But the push-pull isn’t one-way. Just like moderates, progressives have vested interests to protect and coalitions to hold together. There are some arenas where they’re not the ones taking risks.
And today, in San Francisco, pushing for new housing across the city’s single family home neighborhoods is a political risk. It challenges a half century of political power built by “the neighborhoods” — a movement that has done a lot of good for its core constituencies, including longtime homeowners, rent control tenants, and historical preservationists concerned with the visual character of neighborhoods. But this political movement has likewise helped make the city inaccessible to all but the wealthiest newcomers, and inhospitable to those who grew up here and wish to stay and start families. It has also made it harder to get people out of their cars and reduce the city’s greenhouse gas emissions.
Looking at who is best served by each side’s policy agenda is yet another way to characterize the progressive/moderate divide. “I think progressives would say that what makes them different is that their primary concern is the people who already live in San Francisco and are struggling to stay here,” Derse says. “And then I think moderates would say that their primary interest is making the city work the best it can for everyone, both people who currently live here and people who want to live here, all walks of life.”
Derse views these characterizations as “a false divide,” but one that that helps explain why progressive supervisors tend to win elections when the economy is booming and low-income people are getting squeezed, and moderates tend to win when the economy is in trouble and small businesses are struggling.
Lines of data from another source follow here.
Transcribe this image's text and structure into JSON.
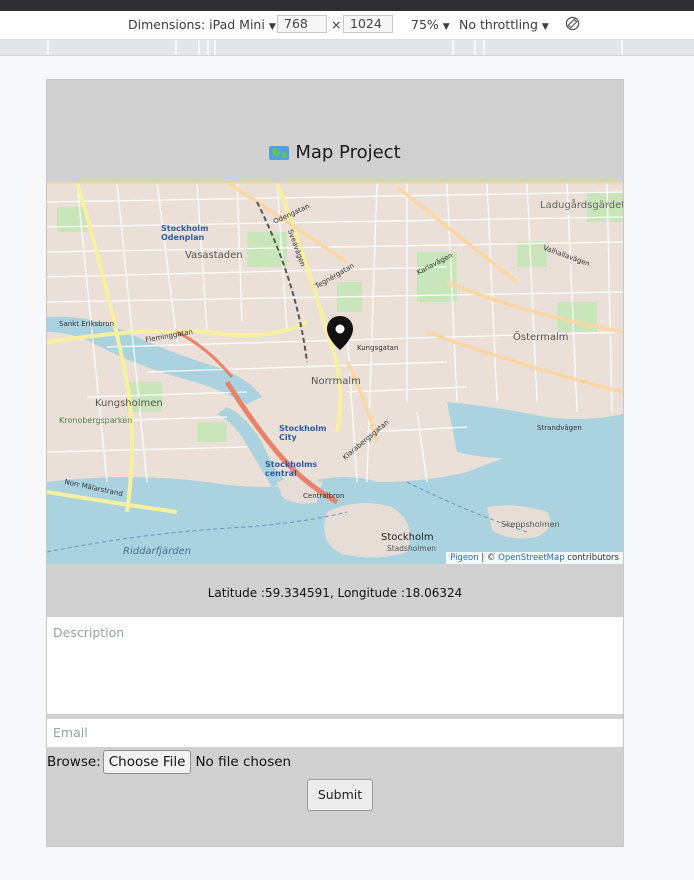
{
  "devtools": {
    "dimensions_label": "Dimensions: iPad Mini",
    "width_value": "768",
    "times": "×",
    "height_value": "1024",
    "zoom": "75%",
    "throttling": "No throttling",
    "rotate_icon": "rotate-icon"
  },
  "page": {
    "title": "Map Project",
    "title_icon": "world-map-icon"
  },
  "map": {
    "labels": {
      "stockholm_odenplan": "Stockholm Odenplan",
      "vasastaden": "Vasastaden",
      "odengatan": "Odengatan",
      "ladugardsgardet": "Ladugårdsgärdet",
      "karlavagen": "Karlavägen",
      "valhallavagen": "Valhallavägen",
      "norrmalm": "Norrmalm",
      "kungsgatan": "Kungsgatan",
      "ostermalm": "Östermalm",
      "sankt_eriksbron": "Sankt Eriksbron",
      "kungsholmen": "Kungsholmen",
      "kronobergsparken": "Kronobergsparken",
      "stockholm_city": "Stockholm City",
      "stockholms_central": "Stockholms central",
      "norr_malarstrand": "Norr Mälarstrand",
      "centralbron": "Centralbron",
      "riddarfjarden": "Riddarfjärden",
      "stockholm": "Stockholm",
      "stadsholmen": "Stadsholmen",
      "skeppsholmen": "Skeppsholmen",
      "strandvagen": "Strandvägen",
      "sveavagen": "Sveavägen",
      "tegnergatan": "Tegnérgatan",
      "klarabergsgatan": "Klarabergsgatan",
      "flemingsgatan": "Fleminggatan"
    },
    "attribution": {
      "pigeon": "Pigeon",
      "sep": " | © ",
      "osm": "OpenStreetMap",
      "contributors": " contributors"
    },
    "marker_icon": "map-pin-icon"
  },
  "location": {
    "text": "Latitude :59.334591, Longitude :18.06324"
  },
  "form": {
    "description_placeholder": "Description",
    "email_placeholder": "Email",
    "browse_label": "Browse:",
    "choose_file_label": "Choose File",
    "no_file_text": "No file chosen",
    "submit_label": "Submit"
  }
}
Leading up to this election, when the tech economy is still booming, but unemployment is sky high and countless businesses remain shuttered, it was anybody’s ballgame.
Ultimately, the status quo remained largely intact with progressive and moderate incumbents all fending off their challengers. But once vacant seats are taken into account, moderates, or more accurately, Breed allies, appeared to gain at least some ground. Newly elected District 7 Supervisor Myrna Melgar, who was endorsed by several progressive politicians and organizations as well as SF YIMBY and the Mayor, could be a sign that the people want leaders who can straddle the city’s ideological divides, Derse says.
“There’s a saying about how there’s nothing in the middle of the road except yellow lines and dead armadillos. It’s a lonely place to be a lot of times, but I think it’s where the voters are.”